### What this task involves
Everything in the listing that follows should be reproduced exactly except the pictures.

### The data
..............................

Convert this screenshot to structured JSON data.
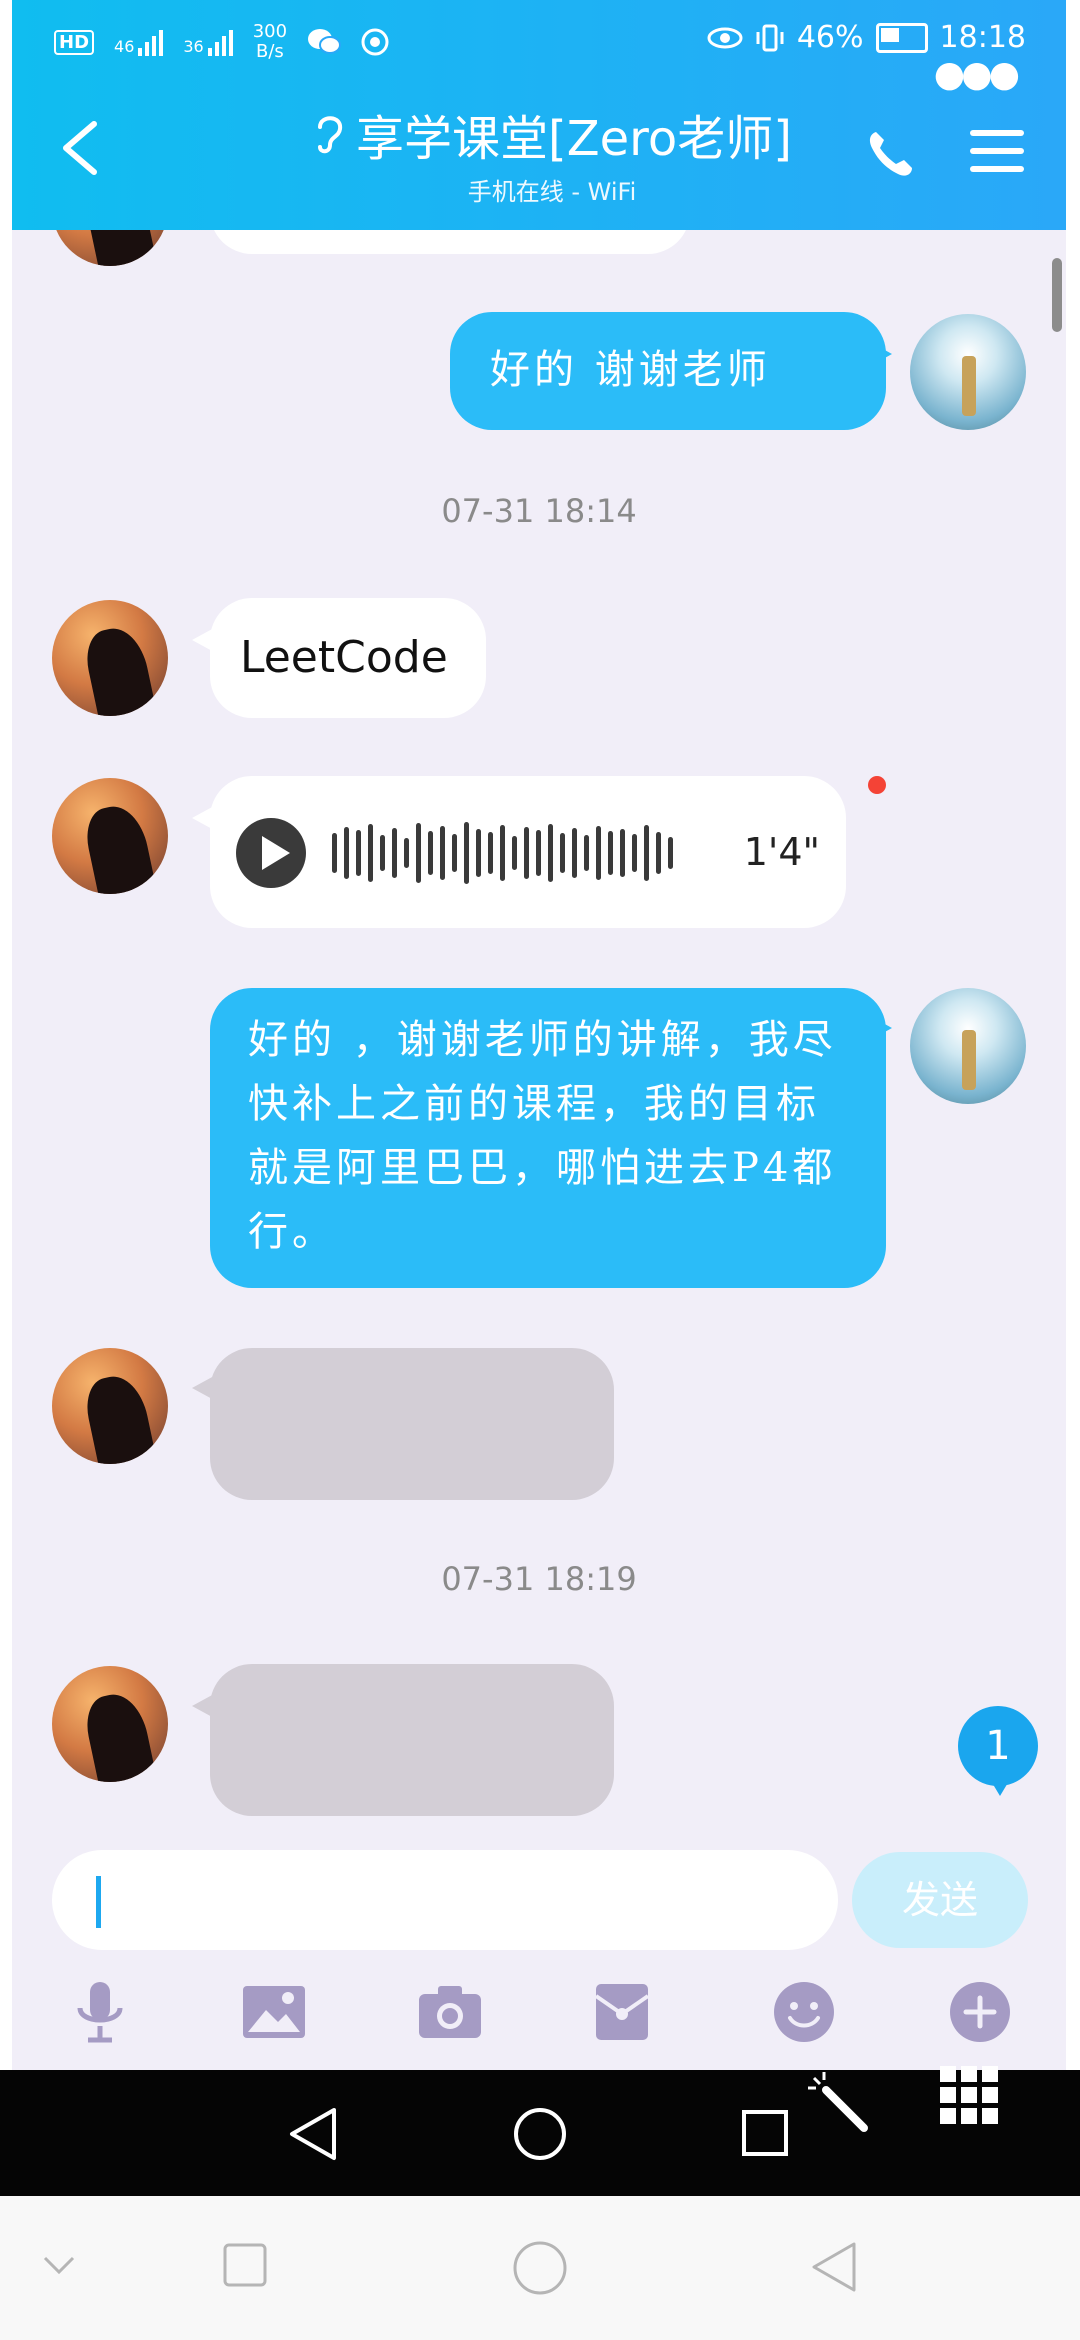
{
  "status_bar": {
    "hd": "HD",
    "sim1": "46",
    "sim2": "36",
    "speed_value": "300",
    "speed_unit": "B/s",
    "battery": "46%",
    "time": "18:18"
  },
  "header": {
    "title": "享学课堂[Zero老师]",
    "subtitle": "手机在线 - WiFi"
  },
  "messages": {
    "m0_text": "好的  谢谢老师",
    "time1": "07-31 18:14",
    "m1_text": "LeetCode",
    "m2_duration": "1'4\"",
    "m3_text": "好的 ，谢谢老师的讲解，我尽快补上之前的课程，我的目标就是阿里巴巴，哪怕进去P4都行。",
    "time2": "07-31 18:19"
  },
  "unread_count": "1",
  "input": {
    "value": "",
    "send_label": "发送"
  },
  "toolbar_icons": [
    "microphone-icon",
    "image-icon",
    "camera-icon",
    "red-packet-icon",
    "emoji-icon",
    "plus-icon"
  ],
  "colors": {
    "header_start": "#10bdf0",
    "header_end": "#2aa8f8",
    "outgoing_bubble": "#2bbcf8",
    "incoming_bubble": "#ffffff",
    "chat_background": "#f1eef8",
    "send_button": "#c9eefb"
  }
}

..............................

### Exercise output
Convert this screenshot to structured JSON data.
{
  "status_bar": {
    "hd": "HD",
    "sim1": "46",
    "sim2": "36",
    "speed_value": "300",
    "speed_unit": "B/s",
    "battery": "46%",
    "time": "18:18"
  },
  "header": {
    "title": "享学课堂[Zero老师]",
    "subtitle": "手机在线 - WiFi"
  },
  "messages": {
    "m0_text": "好的  谢谢老师",
    "time1": "07-31 18:14",
    "m1_text": "LeetCode",
    "m2_duration": "1'4\"",
    "m3_text": "好的 ，谢谢老师的讲解，我尽快补上之前的课程，我的目标就是阿里巴巴，哪怕进去P4都行。",
    "time2": "07-31 18:19"
  },
  "unread_count": "1",
  "input": {
    "value": "",
    "send_label": "发送"
  },
  "toolbar_icons": [
    "microphone-icon",
    "image-icon",
    "camera-icon",
    "red-packet-icon",
    "emoji-icon",
    "plus-icon"
  ],
  "colors": {
    "header_start": "#10bdf0",
    "header_end": "#2aa8f8",
    "outgoing_bubble": "#2bbcf8",
    "incoming_bubble": "#ffffff",
    "chat_background": "#f1eef8",
    "send_button": "#c9eefb"
  }
}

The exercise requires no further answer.